Like all rodents, the agouti is mainly a vegetarian. It can be seen browsing on leaves, roots and fallen fruits. When these delicate eaters are seen eating, they will be sitting back on their hunches, holding their food with their fore feet and peeling their food carefully with their teeth before eating it. Agouti hoard their food in small stores, which are buried near their landmarks. They have been known to occasionally eat the eggs of ground nesting birds and have even been seen at the seashore searching for shellfish. When the agouti is disturbed it will first freeze in an attempt to avoid being detected. It will sit with its body upright and ankles flat on the ground ready to leap off at full speed. When the agouti leaps away from a predator, it will scream shrilly and has the ability to dodge obstacles with an amazing agility. Its main predators include the ocelot, jaguar and man. The agouti is a fast runner, known to escape predators more by speed than hiding. These very agile animals bound through the under growth, undaunted by precipices on which they display the agility of goats. Some have been recorded leaping 20 feet from a standing start.

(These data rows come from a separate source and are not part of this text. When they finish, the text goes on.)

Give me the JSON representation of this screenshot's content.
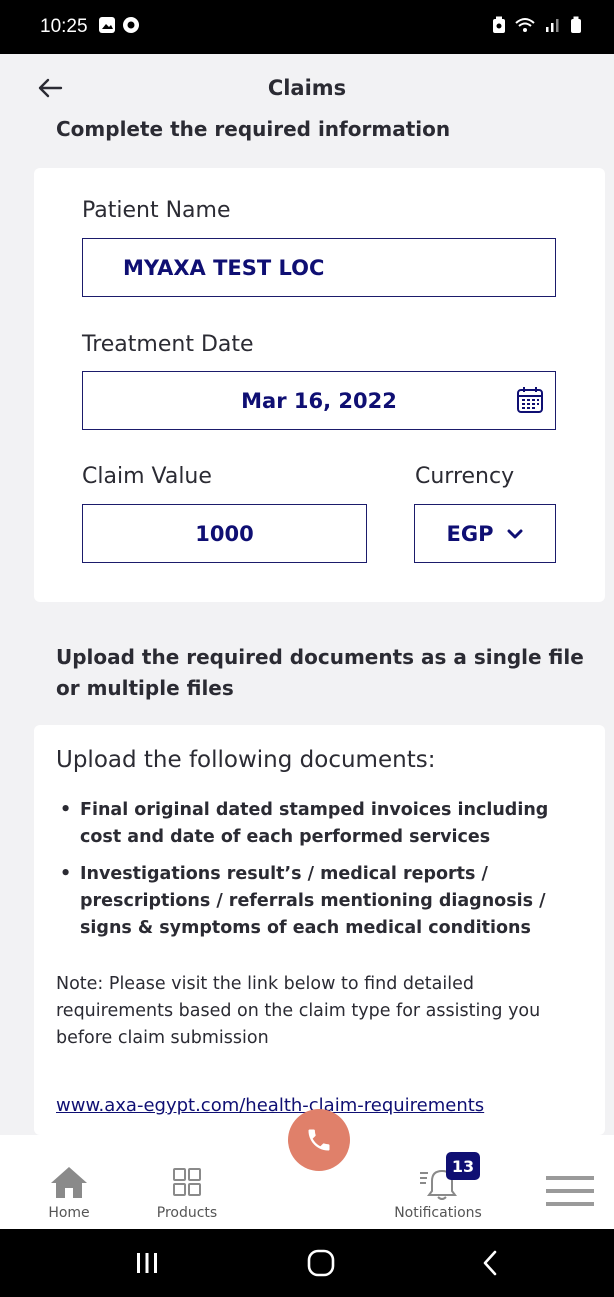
{
  "status_bar": {
    "time": "10:25"
  },
  "header": {
    "title": "Claims"
  },
  "section_info": {
    "heading": "Complete the required information"
  },
  "form": {
    "patient_name": {
      "label": "Patient Name",
      "value": "MYAXA TEST LOC"
    },
    "treatment_date": {
      "label": "Treatment Date",
      "value": "Mar 16, 2022"
    },
    "claim_value": {
      "label": "Claim Value",
      "value": "1000"
    },
    "currency": {
      "label": "Currency",
      "value": "EGP"
    }
  },
  "section_upload": {
    "heading": "Upload the required documents as a single file or multiple files"
  },
  "upload_card": {
    "title": "Upload the following documents:",
    "items": [
      "Final original dated stamped invoices including cost and date of each performed services",
      "Investigations result’s / medical reports / prescriptions / referrals mentioning diagnosis / signs & symptoms of each medical conditions"
    ],
    "note": "Note: Please visit the link below to find detailed requirements based on the claim type for assisting you before claim submission",
    "link": "www.axa-egypt.com/health-claim-requirements"
  },
  "bottom_nav": {
    "home": "Home",
    "products": "Products",
    "notifications": "Notifications",
    "notifications_count": "13"
  },
  "colors": {
    "primary": "#0f0f73",
    "call_button": "#e0806a",
    "background": "#f2f2f4"
  }
}
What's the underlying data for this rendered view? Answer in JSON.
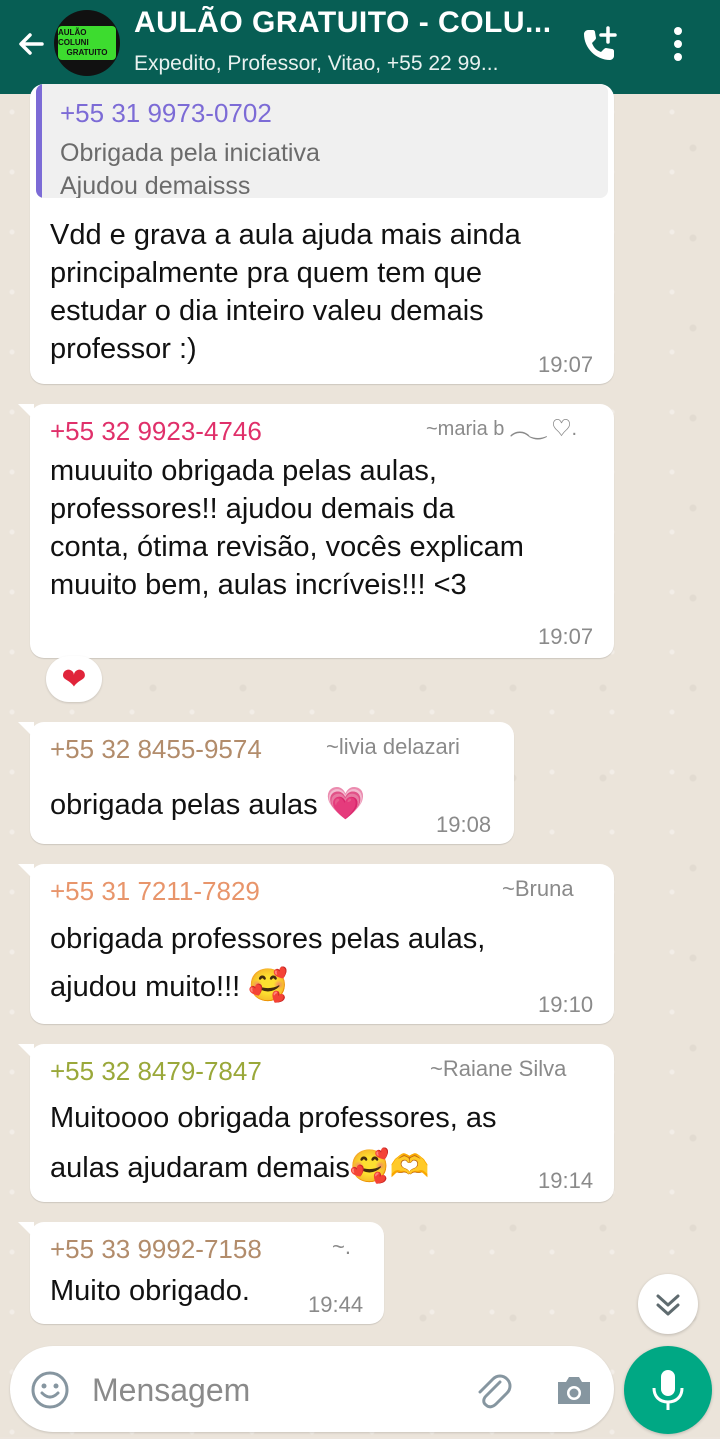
{
  "header": {
    "title": "AULÃO GRATUITO - COLU...",
    "subtitle": "Expedito, Professor, Vitao, +55 22 99...",
    "avatar_text_1": "AULÃO COLUNI",
    "avatar_text_2": "GRATUITO"
  },
  "messages": [
    {
      "quote": {
        "sender": "+55 31 9973-0702",
        "line1": "Obrigada pela iniciativa",
        "line2": "Ajudou demaisss"
      },
      "lines": [
        "Vdd e grava a aula ajuda mais ainda",
        "principalmente pra quem tem que",
        "estudar o dia inteiro valeu demais",
        "professor :)"
      ],
      "time": "19:07"
    },
    {
      "sender": "+55 32 9923-4746",
      "sender_color": "#e0306a",
      "alias": "~maria b ︵‿ ♡.",
      "lines": [
        "muuuito obrigada pelas aulas,",
        "professores!! ajudou demais da",
        "conta, ótima revisão, vocês explicam",
        "muuito bem, aulas incríveis!!! <3"
      ],
      "time": "19:07",
      "reaction": "❤"
    },
    {
      "sender": "+55 32 8455-9574",
      "sender_color": "#b28c6b",
      "alias": "~livia delazari",
      "text": "obrigada pelas aulas",
      "emoji": "💗",
      "time": "19:08"
    },
    {
      "sender": "+55 31 7211-7829",
      "sender_color": "#e8956b",
      "alias": "~Bruna",
      "lines": [
        "obrigada professores pelas aulas,",
        "ajudou muito!!!"
      ],
      "emoji": "🥰",
      "time": "19:10"
    },
    {
      "sender": "+55 32 8479-7847",
      "sender_color": "#9aa83a",
      "alias": "~Raiane Silva",
      "lines": [
        "Muitoooo obrigada professores, as",
        "aulas ajudaram demais"
      ],
      "emoji": "🥰🫶",
      "time": "19:14"
    },
    {
      "sender": "+55 33 9992-7158",
      "sender_color": "#b28c6b",
      "alias": "~.",
      "text": "Muito obrigado.",
      "time": "19:44"
    }
  ],
  "input": {
    "placeholder": "Mensagem"
  },
  "icons": {
    "back": "arrow-left-icon",
    "call": "add-call-icon",
    "menu": "more-vertical-icon",
    "scroll": "double-chevron-down-icon",
    "emoji": "smiley-icon",
    "attach": "paperclip-icon",
    "camera": "camera-icon",
    "mic": "microphone-icon"
  },
  "colors": {
    "header": "#075e54",
    "accent": "#00a884",
    "quote_bar": "#7c6bd6"
  }
}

After breeding, the female agouti will have a litter that numbers from two to six. Many of the species have two litters each year in May and October. Some of the species appear to breed all year round. The young are born in a burrow that is lined with leaves, roots and hair. The mother gives birth to the young in a squatting position and they are quite well developed at birth. Baby agouti are covered with hair, their eyes are open and within an hour they are eating vegetation. The gestation period for the young is three months. This is believed to be the reason the young are so well developed at birth. During the time that the young agouti are very small, the father is barred from the nest. The young remain with the parents for weeks before going out on their own.
There has been some speculation as to whether the agouti is social or solitary. Even though they occasionally burrow in small groups or alone, they will feed in groups of 100 or more. Despite their conflicting characteristics of fighting and fleeing, the agouti is easily tamed and make affectionate pets. These animals can live up to 20 years, but the average life span is approximately six years.